We reviewed 15 years’ experience with childhood trauma at two hospitals in different cities, one a city hospital, the other a children’s hospital, to learn the extent, circumstances, presentations, and consequences of major blunt abdominal trauma due to child abuse. Some 10,000 children admitted to these hospitals for treatment of injuries from 1972 through 1986 provided the basis for the study; the incidence and severity of pediatric trauma at the two hospitals was similar, in that 13% of the visits to both hospitals’ emergency rooms were for trauma, of which 5% resulted in admission. Major blunt abdominal trauma due to child abuse accounted for 22 of these cases, six at the former, 16 at the latter, and represented <0.50% of all abused children seen at both institutions. The average age was 24 mo; 14 were boys and eight were girls. In only two instances was the family unit intact; in both, the child was abused by the babysitter. Otherwise, the father, or the mother’s “boyfriend,” was responsible. Overall mortality was 45%, and was related both to type of injury and presenting signs. Of one who presented with an epigastric mass due to a pancreatic hematoma, none died; the pseudocyst which subsequently developed resolved on bowel rest and TPN. Of three who presented with bilious vomiting due to duodenal hematoma, none died; one required operative evacuation. Of five who presented with peritonitis due to duodenojejunal rupture, one died; this child presented >24 hr following injury in profound septic shock. Of three who presented with hypovolemia due to moderate hemorrhage, none died; the former two were managed conservatively. However, of six who presented in profound shock due to massive hemorrhage, all but one died, mortality being directly related to blood loss. Four were dead on arrival, all of whom showed evidence of intra-abdominal hemorrhage found at autopsy to exceed 50% of estimated blood volume. Failure of the parent(s) to seek immediate medical attention delayed treatment by a mean of 13 hours; this delay obviously contributed to the high mortality. Major blunt abdominal trauma due to child abuse is a serious, but fortunately, infrequent problem which carries an unacceptably high mortality.

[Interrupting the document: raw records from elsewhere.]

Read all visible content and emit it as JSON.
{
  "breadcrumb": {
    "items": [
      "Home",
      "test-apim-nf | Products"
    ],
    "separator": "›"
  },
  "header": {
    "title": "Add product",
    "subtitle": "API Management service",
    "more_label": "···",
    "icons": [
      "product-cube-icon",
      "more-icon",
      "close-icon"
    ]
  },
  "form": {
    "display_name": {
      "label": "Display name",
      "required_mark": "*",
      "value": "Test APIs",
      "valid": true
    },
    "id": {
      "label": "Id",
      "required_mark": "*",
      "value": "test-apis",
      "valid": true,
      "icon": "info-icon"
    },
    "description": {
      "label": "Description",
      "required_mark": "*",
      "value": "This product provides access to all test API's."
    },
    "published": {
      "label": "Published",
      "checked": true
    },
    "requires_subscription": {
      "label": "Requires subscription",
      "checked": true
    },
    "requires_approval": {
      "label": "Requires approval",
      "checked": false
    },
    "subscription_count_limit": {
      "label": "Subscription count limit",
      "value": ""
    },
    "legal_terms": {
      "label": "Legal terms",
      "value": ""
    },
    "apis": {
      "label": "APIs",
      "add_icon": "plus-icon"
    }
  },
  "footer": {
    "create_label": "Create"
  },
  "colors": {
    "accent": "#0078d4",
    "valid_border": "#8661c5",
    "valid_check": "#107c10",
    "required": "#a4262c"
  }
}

The similarity of findings between the two patient groups studied indicates both the widespread nature of child abuse, and the need to suspect the diagnosis whenever a child presents with unexplained shock or peritonitis, especially if there is anemia or bilious emesis.
|Original language||English (US)|
|Number of pages||5|
|Journal||Journal of Trauma - Injury, Infection and Critical Care|
|State||Published - Oct 1988|
ASJC Scopus subject areas
- Critical Care and Intensive Care Medicine